■ Exercise aim: Retype every entry word for word.

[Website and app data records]
>>>

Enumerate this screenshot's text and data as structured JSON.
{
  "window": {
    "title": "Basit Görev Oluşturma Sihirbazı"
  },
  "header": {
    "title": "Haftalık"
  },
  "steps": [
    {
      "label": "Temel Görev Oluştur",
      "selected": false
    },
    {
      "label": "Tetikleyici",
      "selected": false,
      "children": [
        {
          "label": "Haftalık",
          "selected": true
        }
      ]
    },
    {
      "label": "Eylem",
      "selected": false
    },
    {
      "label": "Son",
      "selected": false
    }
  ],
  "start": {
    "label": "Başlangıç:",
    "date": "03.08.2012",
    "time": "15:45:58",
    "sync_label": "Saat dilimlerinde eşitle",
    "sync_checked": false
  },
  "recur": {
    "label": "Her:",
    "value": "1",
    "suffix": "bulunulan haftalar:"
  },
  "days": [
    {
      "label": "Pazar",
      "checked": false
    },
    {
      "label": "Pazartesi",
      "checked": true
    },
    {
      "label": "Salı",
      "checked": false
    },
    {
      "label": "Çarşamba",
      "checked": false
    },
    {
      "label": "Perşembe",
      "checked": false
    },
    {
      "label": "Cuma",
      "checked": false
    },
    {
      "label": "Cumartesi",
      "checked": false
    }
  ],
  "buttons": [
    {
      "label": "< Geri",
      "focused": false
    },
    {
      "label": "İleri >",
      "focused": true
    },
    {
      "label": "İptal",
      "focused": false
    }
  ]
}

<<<

■ Finished task:
Enumerate this screenshot's text and data as structured JSON.
{
  "window": {
    "title": "Basit Görev Oluşturma Sihirbazı"
  },
  "header": {
    "title": "Haftalık"
  },
  "steps": [
    {
      "label": "Temel Görev Oluştur",
      "selected": false
    },
    {
      "label": "Tetikleyici",
      "selected": false,
      "children": [
        {
          "label": "Haftalık",
          "selected": true
        }
      ]
    },
    {
      "label": "Eylem",
      "selected": false
    },
    {
      "label": "Son",
      "selected": false
    }
  ],
  "start": {
    "label": "Başlangıç:",
    "date": "03.08.2012",
    "time": "15:45:58",
    "sync_label": "Saat dilimlerinde eşitle",
    "sync_checked": false
  },
  "recur": {
    "label": "Her:",
    "value": "1",
    "suffix": "bulunulan haftalar:"
  },
  "days": [
    {
      "label": "Pazar",
      "checked": false
    },
    {
      "label": "Pazartesi",
      "checked": true
    },
    {
      "label": "Salı",
      "checked": false
    },
    {
      "label": "Çarşamba",
      "checked": false
    },
    {
      "label": "Perşembe",
      "checked": false
    },
    {
      "label": "Cuma",
      "checked": false
    },
    {
      "label": "Cumartesi",
      "checked": false
    }
  ],
  "buttons": [
    {
      "label": "< Geri",
      "focused": false
    },
    {
      "label": "İleri >",
      "focused": true
    },
    {
      "label": "İptal",
      "focused": false
    }
  ]
}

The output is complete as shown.